Alternative? It is sometimes helpful to try to see the much bigger picture. Under ‘Reasons for Expulsion’ above we noted the two ideas of judgment AND settlement. At the end of the project, God’s goal is a) to stop the awful things that were going on in the Land before Israel arrived, and b) provide a ‘clean and pure’ home in which Israel may settle and develop to be a light to the rest of the world revealing Him to that world. So, let’s listen to the critics therefore, just for a moment, and say, very well, if you don’t like this approach you think you find in the Bible, what alternative would you propose to achieve those two laudable end goals? I will suggest from the outset that any such alternatives will be completely unrealistic.

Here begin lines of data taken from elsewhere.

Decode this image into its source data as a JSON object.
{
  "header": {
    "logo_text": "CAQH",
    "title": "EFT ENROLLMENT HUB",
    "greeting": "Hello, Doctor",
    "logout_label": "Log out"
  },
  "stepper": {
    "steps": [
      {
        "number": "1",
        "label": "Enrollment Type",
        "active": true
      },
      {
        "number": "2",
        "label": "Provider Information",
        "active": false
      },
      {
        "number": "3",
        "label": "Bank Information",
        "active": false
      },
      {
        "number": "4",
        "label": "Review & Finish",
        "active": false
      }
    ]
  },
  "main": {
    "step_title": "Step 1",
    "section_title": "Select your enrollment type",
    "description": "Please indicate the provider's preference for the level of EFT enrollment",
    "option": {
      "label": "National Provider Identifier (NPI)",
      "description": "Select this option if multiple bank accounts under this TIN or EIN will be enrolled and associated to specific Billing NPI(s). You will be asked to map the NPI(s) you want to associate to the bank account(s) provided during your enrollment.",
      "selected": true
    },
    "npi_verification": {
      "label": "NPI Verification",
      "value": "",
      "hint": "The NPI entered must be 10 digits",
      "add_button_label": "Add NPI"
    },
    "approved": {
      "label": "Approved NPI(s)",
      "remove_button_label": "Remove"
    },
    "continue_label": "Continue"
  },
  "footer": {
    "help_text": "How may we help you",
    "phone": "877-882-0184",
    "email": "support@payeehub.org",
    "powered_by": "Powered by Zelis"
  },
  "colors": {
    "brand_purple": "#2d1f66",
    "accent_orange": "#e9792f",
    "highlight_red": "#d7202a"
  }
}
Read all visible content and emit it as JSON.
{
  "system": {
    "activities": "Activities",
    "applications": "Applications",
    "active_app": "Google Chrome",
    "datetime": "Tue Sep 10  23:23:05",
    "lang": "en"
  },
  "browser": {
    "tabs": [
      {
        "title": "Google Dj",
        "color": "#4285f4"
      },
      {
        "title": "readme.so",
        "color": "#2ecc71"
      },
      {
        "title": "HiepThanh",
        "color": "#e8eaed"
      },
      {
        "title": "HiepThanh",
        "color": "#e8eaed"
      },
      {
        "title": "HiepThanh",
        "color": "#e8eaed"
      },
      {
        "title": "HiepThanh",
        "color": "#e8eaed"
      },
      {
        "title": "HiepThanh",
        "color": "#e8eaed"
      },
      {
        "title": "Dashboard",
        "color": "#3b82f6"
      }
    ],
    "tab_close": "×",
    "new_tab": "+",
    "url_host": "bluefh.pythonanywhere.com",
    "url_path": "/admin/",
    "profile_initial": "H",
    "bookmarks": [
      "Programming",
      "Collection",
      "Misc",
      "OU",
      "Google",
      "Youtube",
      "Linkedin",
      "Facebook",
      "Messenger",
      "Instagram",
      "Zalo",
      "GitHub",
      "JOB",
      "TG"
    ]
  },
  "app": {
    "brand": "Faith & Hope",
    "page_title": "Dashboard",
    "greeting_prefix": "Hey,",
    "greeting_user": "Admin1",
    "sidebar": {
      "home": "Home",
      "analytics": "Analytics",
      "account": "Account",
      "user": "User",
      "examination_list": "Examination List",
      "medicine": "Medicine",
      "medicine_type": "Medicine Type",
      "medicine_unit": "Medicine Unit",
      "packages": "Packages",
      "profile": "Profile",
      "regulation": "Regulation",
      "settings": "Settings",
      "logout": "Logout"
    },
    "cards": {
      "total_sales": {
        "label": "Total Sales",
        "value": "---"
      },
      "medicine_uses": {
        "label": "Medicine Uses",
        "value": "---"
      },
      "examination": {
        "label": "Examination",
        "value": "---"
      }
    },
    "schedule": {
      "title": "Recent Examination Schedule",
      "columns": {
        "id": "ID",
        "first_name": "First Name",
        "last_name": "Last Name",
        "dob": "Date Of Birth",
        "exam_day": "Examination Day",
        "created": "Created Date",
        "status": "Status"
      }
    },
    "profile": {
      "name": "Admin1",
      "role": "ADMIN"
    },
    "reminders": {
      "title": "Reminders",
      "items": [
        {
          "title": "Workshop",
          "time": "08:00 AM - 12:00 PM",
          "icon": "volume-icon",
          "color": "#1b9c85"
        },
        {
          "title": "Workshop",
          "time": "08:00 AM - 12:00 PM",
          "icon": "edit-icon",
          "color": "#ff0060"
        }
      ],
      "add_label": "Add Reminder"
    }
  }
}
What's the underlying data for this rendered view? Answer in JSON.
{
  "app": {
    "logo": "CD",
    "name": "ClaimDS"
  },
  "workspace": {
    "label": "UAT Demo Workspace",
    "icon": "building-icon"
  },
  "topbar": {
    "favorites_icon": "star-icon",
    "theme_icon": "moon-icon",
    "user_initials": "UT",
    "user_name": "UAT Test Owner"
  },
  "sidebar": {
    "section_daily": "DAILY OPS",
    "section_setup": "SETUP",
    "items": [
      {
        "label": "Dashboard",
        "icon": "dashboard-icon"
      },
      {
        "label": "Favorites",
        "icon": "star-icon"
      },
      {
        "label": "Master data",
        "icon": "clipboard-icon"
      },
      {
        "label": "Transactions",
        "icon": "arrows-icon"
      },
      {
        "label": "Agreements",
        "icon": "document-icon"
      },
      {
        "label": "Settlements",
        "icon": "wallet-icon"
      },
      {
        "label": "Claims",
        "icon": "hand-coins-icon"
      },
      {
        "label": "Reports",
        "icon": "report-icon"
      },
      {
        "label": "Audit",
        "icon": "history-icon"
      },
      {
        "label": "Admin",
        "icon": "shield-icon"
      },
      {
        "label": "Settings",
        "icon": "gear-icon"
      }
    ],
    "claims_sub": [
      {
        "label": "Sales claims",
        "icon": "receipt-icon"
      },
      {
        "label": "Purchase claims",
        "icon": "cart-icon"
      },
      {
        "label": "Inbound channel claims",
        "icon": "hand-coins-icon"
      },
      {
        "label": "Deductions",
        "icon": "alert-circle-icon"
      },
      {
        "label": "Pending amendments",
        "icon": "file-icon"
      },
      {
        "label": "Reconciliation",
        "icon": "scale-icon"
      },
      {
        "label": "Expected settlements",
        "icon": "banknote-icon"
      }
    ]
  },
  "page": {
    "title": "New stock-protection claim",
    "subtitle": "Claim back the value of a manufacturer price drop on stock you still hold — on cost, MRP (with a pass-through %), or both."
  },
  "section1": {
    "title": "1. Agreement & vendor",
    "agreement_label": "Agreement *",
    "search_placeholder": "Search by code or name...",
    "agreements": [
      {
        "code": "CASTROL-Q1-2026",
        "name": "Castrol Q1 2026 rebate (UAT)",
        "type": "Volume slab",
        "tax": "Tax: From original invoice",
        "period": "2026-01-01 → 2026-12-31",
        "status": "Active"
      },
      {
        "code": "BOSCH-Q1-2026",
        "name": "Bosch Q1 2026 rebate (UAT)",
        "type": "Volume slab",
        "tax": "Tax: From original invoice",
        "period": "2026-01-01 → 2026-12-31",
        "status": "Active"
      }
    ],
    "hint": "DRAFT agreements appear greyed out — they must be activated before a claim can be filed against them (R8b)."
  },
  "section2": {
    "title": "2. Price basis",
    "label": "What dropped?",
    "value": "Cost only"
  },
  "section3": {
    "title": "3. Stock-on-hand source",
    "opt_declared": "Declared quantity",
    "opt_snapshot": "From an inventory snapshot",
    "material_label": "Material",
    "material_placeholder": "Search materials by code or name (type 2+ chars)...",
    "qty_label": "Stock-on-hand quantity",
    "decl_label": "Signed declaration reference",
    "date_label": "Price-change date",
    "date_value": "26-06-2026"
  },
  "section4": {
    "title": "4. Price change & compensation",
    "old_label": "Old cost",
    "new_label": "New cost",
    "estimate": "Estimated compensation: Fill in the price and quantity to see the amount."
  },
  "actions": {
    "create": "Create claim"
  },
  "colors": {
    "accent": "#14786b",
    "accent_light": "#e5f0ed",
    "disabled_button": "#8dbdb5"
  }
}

Here’s my first unrealistic alternative: God sends representatives into Canaan to ask them to stop their occult practices, stop their child sacrifice, stop their superstitious worship of either unseen evil forces or simply wooden or metal models. If you think this multi-faceted, mixed bunch of fearful, occult driven and superstitious tribes (which is what they were) would take any notice of such representatives, you really do need to take a course in understanding people, and especially the causes and effects of occult activity and superstition.

Let’s try a second unrealistic alternative: God sends representatives from Israel into the Land who invite the occupants to become part of Israel, part of God’s experiment to show to the world an alternative way of living.  Now I have used the world ‘unrealistic’ twice here because the alternatives are always unrealistic in the face of the intransigence that is exhibited by human beings and observed so often in the Bible. Even today nations do not like their sovereignty being challenged. National pride is a very real issue, even in a greatly developed world of today.

Er, why…   Why have we been pondering on this rather unsavory aspect of human life? For two main reasons. First, to focus on the struggles of Israel is to focus on the sinfulness of mankind and if we are to understand Israel’s history and learn from it, we need to understand these things more clearly. Second, we have started to consider the taking of the Promised Land, partly to remove wrong preconceptions, but mainly to consider some of the dynamics in play and face up to the realities behind that episode of Israel’s history. It is the starting point of considering Israel’s life in the Land. As I said, it is rather unsavory but that is because that is the reality about human life, and we need to face that if we are to learn.

And So? This study has been, by necessity I think, a general overall view of the taking of the Land and I have sought to point out some of the key, salient features of what took place to more realistically face what took place. Put in its most simple summary form, what took place was

  1. Israel invaded the land but
  2. never completely cleared all the existing people out of it, so
  3. God said He would leave those peoples there to act as a check on Israel (Judg 2:1-3)

Because we have just provided outline notes and headings in this study we will, in the next study, take some of these items and flesh them out and see them in more detail.